(What you are asked to do) Look through the records below and copy each line that includes the word "없습니다".

(Source information)
Segment Open

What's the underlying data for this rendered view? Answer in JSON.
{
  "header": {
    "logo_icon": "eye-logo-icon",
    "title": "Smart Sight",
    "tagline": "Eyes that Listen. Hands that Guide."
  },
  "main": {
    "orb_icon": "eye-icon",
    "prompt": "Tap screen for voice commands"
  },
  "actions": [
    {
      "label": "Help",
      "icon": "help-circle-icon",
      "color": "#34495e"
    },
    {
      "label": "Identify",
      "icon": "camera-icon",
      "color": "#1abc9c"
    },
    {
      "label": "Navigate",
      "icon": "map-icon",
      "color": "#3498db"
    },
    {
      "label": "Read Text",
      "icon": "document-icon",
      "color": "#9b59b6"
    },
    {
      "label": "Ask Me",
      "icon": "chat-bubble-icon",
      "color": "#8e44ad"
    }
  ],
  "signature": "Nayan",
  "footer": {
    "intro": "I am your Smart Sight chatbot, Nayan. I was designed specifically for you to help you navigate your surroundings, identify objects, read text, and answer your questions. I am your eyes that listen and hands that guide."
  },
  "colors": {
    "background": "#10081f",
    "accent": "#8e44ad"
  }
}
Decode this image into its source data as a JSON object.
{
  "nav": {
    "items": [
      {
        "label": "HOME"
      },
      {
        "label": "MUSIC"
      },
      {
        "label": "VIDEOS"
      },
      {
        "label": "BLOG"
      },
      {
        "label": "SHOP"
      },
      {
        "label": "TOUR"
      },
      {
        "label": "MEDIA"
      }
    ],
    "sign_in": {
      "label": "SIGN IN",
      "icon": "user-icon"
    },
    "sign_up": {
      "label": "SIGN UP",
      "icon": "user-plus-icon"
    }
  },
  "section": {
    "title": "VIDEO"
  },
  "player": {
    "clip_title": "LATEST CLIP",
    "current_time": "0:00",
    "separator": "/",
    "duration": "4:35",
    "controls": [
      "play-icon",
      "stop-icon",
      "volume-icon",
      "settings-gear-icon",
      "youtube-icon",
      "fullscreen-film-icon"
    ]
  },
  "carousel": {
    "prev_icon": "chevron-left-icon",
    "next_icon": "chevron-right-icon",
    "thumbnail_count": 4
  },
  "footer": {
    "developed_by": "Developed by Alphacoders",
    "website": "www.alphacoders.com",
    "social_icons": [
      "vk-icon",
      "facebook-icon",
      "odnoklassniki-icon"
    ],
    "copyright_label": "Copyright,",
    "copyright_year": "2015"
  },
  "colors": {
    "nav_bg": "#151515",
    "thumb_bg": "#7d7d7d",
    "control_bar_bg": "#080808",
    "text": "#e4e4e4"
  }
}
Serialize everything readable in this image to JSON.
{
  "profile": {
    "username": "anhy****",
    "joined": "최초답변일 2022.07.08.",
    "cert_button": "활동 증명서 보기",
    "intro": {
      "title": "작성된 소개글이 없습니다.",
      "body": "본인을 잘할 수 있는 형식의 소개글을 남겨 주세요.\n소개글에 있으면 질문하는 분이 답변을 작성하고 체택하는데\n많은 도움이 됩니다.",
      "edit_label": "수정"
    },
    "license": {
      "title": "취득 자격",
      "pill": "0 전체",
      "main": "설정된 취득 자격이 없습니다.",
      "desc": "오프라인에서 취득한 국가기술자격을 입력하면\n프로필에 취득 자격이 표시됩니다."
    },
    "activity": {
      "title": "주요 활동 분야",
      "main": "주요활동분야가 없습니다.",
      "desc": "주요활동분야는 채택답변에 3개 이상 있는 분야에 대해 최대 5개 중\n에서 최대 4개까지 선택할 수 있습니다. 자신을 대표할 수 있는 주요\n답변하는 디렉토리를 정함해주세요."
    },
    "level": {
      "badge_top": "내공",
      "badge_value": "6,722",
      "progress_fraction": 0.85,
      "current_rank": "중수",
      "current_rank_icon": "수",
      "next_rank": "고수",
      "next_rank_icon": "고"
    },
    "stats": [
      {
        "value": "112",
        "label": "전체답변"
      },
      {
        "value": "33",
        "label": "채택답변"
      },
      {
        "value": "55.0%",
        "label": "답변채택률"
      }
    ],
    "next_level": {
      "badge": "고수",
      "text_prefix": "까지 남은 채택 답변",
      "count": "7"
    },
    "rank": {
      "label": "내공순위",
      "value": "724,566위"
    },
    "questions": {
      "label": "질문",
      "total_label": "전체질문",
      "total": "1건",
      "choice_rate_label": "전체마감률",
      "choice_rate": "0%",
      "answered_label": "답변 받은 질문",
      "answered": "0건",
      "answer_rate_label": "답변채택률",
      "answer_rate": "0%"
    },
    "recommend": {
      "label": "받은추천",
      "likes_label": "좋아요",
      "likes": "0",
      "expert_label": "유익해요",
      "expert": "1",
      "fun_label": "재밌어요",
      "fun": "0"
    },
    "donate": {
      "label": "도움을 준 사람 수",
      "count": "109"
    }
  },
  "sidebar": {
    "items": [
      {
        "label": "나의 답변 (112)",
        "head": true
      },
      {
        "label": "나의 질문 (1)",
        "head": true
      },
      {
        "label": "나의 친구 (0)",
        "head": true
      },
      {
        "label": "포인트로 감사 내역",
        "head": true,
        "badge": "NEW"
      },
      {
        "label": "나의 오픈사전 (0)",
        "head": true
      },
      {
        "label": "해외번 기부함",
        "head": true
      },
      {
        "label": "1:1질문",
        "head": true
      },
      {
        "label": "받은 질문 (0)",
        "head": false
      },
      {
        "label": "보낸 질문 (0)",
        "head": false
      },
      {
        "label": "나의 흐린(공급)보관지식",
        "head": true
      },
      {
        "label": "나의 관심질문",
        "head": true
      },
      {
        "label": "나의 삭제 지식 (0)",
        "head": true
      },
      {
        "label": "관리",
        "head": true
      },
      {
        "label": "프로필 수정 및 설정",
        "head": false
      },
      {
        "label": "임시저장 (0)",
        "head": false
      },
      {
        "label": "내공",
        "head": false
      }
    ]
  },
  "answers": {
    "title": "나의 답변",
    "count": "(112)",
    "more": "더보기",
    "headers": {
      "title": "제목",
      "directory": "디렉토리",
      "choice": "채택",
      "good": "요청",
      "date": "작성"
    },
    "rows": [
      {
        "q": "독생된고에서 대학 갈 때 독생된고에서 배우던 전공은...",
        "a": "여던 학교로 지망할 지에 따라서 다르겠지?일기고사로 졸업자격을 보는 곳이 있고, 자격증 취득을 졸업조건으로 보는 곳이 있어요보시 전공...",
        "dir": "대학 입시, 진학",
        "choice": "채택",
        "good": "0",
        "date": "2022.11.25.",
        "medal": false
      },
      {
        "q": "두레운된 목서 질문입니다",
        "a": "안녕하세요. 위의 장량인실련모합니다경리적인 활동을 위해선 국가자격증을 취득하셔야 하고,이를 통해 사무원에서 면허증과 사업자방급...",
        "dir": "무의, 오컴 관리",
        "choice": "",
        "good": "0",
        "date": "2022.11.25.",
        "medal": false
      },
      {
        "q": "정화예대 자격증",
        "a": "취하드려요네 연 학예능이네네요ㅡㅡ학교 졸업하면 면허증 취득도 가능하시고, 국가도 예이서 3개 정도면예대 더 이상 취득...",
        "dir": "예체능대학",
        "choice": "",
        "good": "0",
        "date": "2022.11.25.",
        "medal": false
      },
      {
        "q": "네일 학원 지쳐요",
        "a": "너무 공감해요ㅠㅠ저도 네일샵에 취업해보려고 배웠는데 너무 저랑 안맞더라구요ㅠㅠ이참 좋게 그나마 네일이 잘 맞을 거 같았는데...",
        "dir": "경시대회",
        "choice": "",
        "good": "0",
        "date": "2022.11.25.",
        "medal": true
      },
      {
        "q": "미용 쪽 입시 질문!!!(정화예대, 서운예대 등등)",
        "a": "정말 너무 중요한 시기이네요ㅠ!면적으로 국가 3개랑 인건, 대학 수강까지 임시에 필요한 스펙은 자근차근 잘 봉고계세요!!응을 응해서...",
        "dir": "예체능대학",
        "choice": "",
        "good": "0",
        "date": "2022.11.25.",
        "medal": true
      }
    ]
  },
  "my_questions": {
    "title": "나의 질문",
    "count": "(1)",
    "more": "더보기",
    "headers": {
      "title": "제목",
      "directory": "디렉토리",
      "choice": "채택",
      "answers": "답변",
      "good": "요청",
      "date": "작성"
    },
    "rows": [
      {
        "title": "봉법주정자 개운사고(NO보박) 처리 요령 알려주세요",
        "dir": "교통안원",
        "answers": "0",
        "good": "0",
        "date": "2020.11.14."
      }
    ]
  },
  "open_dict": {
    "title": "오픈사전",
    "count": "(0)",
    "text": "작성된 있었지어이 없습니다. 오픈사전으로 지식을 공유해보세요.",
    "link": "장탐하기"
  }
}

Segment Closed

(The completed task)
      "title": "작성된 소개글이 없습니다.",
      "main": "설정된 취득 자격이 없습니다.",
      "main": "주요활동분야가 없습니다.",
    "text": "작성된 있었지어이 없습니다. 오픈사전으로 지식을 공유해보세요.",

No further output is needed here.